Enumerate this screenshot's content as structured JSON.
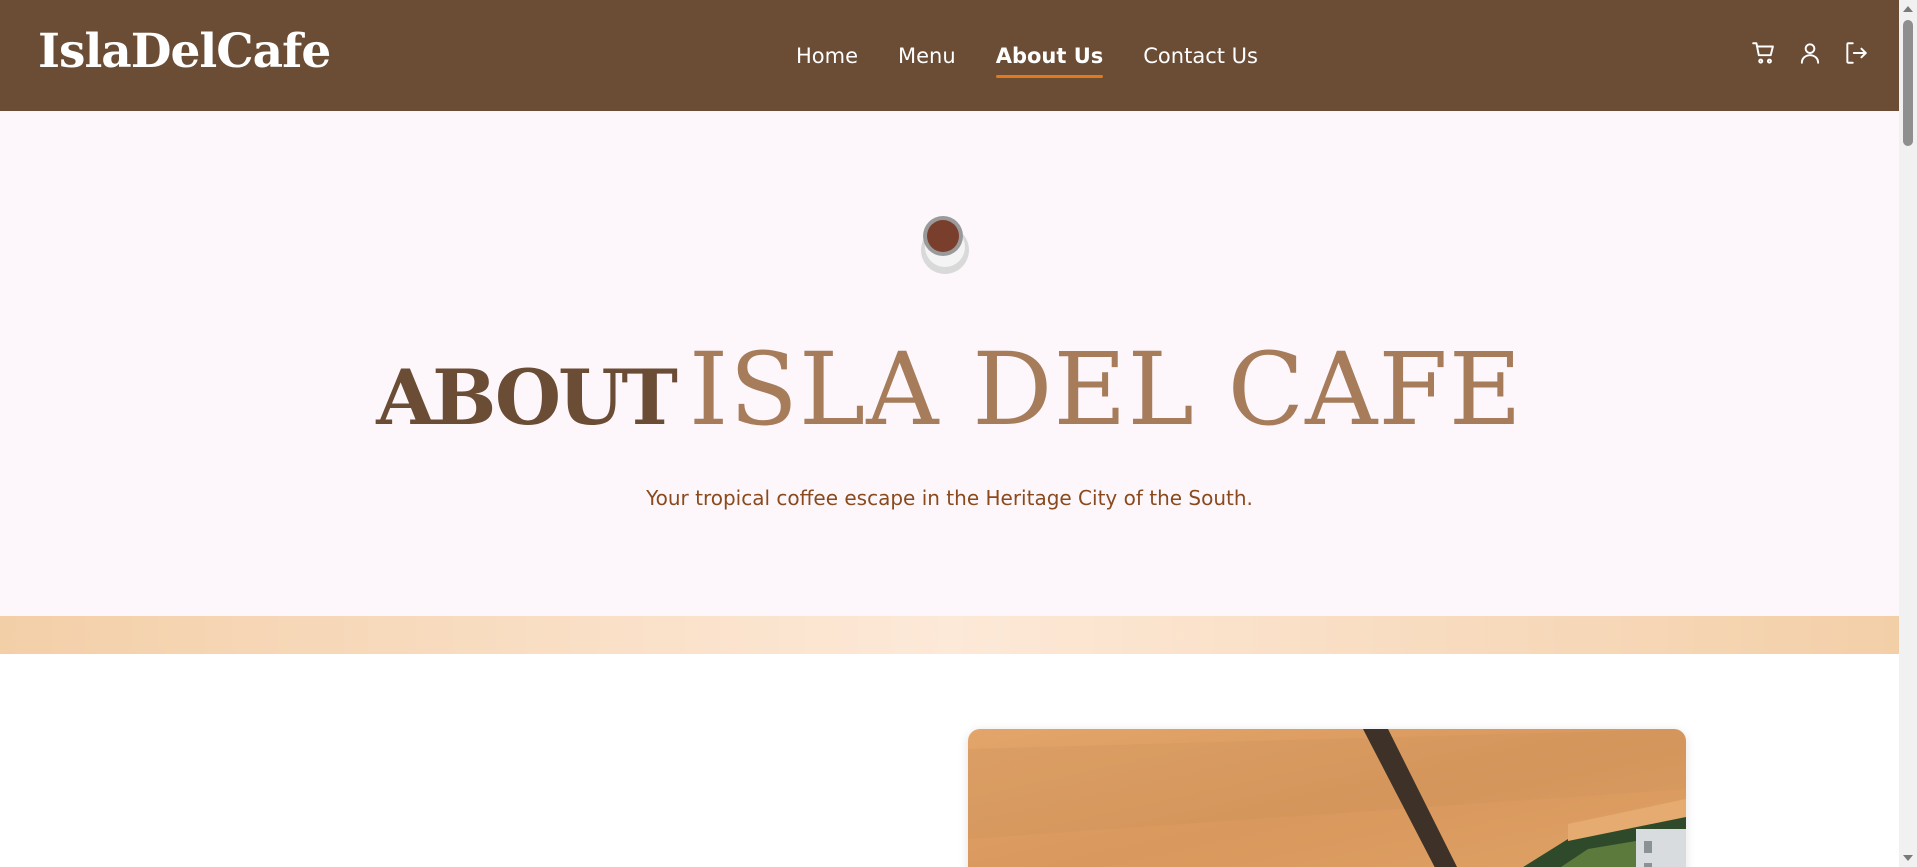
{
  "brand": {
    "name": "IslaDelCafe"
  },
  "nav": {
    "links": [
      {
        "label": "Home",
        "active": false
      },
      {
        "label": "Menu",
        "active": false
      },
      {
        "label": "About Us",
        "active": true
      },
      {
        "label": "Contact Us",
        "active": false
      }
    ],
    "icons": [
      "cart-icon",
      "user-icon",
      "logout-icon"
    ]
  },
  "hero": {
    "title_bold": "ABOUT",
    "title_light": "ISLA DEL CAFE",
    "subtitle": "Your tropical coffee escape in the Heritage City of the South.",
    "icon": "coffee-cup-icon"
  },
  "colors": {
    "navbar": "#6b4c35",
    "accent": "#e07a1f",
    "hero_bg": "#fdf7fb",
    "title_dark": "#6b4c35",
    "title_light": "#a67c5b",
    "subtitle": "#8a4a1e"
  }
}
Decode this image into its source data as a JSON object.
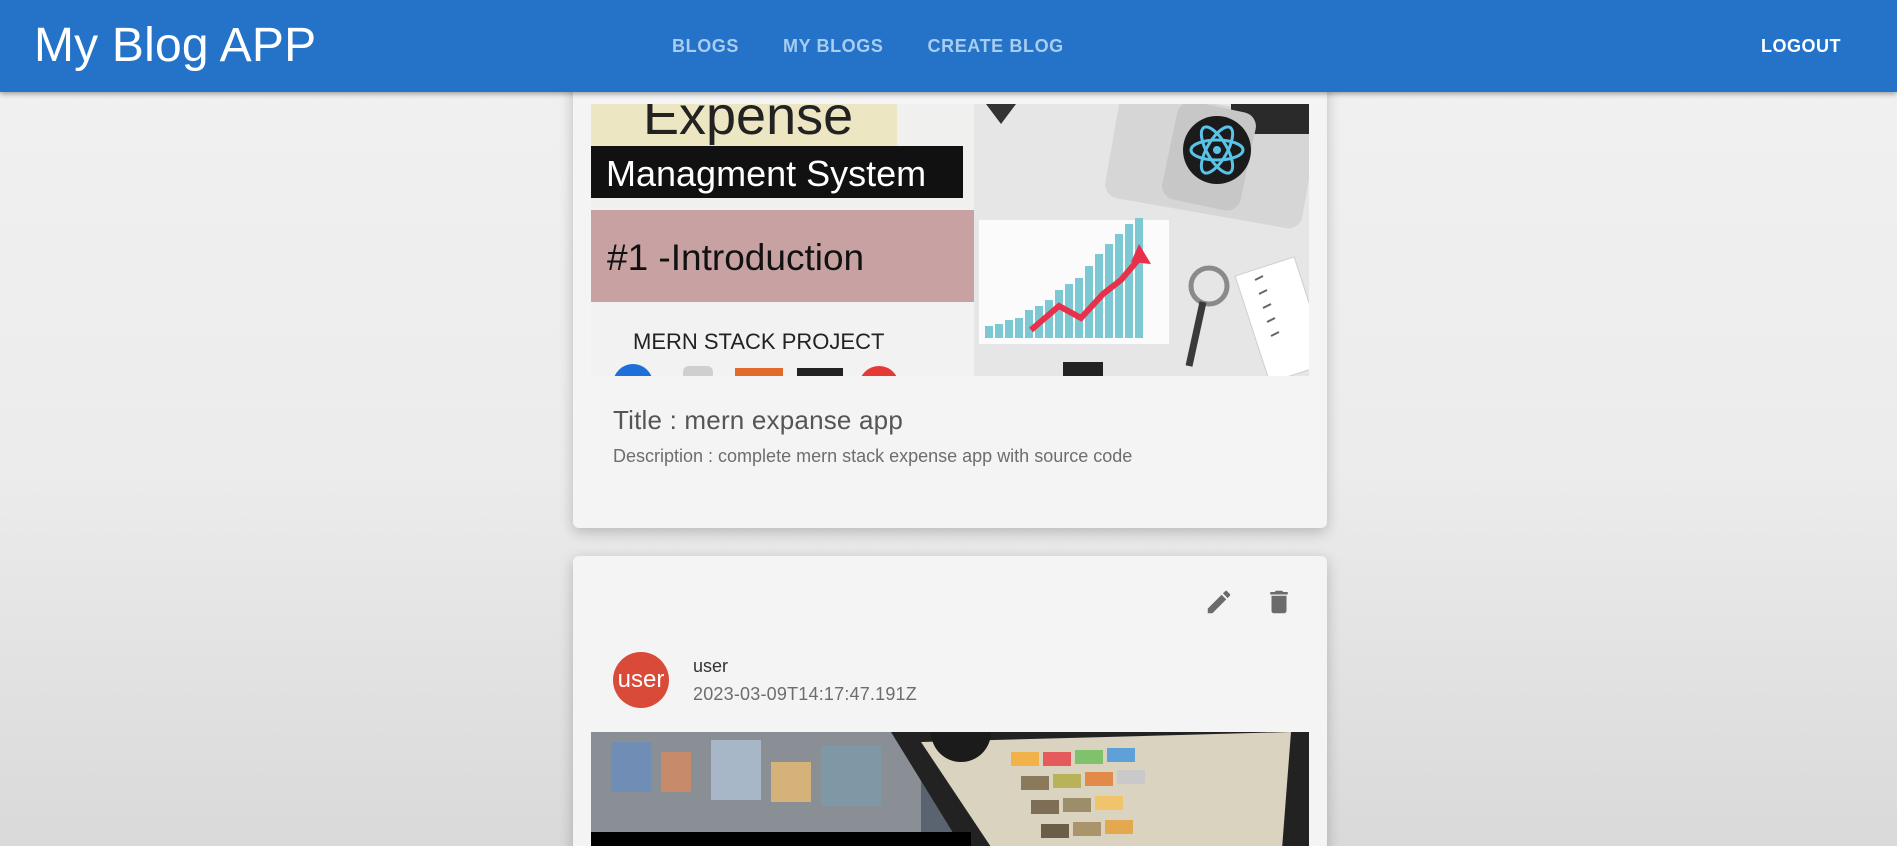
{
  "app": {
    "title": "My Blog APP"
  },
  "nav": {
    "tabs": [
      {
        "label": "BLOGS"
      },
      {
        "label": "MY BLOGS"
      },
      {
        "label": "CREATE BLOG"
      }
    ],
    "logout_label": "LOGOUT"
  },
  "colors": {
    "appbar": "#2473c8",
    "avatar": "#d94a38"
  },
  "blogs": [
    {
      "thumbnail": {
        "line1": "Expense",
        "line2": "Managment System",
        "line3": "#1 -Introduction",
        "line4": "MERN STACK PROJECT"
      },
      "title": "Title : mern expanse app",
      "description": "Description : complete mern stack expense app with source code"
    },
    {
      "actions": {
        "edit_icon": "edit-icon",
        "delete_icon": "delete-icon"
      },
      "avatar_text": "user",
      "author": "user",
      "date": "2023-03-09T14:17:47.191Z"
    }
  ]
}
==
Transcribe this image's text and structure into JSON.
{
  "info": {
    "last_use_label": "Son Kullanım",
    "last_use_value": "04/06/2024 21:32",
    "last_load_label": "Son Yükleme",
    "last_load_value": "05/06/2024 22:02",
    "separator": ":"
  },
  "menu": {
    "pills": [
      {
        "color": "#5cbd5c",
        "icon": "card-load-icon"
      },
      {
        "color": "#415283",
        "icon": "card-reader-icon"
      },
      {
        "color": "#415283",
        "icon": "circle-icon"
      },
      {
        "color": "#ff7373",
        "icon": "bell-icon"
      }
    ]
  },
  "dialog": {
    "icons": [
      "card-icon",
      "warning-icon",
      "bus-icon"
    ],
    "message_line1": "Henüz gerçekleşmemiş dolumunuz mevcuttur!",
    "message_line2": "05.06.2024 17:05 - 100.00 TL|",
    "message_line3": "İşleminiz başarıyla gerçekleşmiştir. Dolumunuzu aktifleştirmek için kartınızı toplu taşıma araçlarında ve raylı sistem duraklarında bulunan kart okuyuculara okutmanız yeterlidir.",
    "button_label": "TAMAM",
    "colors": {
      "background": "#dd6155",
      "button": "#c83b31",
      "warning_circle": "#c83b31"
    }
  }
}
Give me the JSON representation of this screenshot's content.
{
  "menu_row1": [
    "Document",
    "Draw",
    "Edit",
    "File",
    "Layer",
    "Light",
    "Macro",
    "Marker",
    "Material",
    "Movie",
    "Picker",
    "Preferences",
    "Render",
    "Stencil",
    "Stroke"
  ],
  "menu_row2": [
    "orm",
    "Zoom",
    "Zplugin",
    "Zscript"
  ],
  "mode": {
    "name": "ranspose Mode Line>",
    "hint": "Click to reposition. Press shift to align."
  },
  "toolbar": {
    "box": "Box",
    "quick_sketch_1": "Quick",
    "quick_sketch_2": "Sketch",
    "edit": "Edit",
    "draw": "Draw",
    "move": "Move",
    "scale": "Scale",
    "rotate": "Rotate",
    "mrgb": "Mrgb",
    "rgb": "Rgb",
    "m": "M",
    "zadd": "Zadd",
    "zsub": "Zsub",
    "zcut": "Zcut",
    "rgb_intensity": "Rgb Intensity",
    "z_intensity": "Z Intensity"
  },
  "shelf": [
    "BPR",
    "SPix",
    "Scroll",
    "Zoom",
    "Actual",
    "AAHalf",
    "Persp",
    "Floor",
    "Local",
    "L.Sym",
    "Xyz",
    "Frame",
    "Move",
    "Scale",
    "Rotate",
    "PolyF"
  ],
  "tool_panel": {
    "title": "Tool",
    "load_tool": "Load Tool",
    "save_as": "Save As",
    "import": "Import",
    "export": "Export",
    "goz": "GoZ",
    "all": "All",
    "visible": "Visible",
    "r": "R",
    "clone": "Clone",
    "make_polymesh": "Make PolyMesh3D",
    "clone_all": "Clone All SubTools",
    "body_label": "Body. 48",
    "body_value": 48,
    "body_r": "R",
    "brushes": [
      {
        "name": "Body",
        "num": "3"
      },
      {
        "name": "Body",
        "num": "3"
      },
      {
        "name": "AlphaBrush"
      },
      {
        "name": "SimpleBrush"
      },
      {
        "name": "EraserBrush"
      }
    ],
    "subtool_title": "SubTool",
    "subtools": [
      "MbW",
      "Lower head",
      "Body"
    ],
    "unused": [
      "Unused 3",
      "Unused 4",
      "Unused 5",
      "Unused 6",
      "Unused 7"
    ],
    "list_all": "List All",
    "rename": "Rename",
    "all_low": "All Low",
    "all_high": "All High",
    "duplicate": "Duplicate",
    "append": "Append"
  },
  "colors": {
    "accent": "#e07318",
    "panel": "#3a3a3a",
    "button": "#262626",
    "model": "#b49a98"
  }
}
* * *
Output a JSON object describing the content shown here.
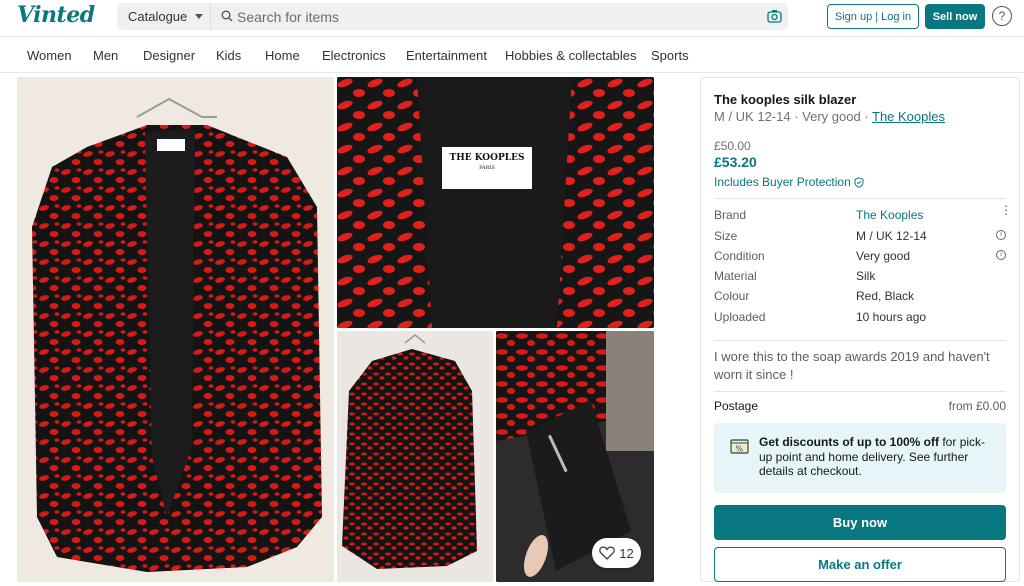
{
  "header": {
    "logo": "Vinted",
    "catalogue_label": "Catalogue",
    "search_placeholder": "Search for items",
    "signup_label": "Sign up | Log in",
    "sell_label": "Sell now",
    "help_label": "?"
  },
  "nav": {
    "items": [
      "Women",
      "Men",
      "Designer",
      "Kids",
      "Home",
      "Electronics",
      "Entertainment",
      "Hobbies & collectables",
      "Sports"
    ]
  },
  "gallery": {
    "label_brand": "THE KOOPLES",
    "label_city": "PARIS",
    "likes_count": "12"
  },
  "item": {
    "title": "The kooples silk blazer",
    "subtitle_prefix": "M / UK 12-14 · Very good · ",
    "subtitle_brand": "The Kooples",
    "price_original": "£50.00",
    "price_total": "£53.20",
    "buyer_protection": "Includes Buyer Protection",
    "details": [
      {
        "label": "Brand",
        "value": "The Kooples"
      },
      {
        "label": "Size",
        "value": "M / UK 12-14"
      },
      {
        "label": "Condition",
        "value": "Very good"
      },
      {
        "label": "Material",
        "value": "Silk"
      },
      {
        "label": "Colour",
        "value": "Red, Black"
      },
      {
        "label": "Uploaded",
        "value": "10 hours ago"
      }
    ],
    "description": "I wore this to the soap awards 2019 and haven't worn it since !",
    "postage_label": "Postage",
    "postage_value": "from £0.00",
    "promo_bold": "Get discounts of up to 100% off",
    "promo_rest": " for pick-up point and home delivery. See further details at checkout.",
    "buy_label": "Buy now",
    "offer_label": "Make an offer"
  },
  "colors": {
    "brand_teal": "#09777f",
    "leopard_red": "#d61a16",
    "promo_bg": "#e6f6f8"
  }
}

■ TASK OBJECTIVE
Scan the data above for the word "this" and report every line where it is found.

■ COMPLETED TASK
Enumerate this screenshot's content as structured JSON.
Decode this image into its source data as a JSON object.
Transcribe this image's text and structure into JSON.
Give me the JSON representation of this screenshot's content.
    "description": "I wore this to the soap awards 2019 and haven't worn it since !",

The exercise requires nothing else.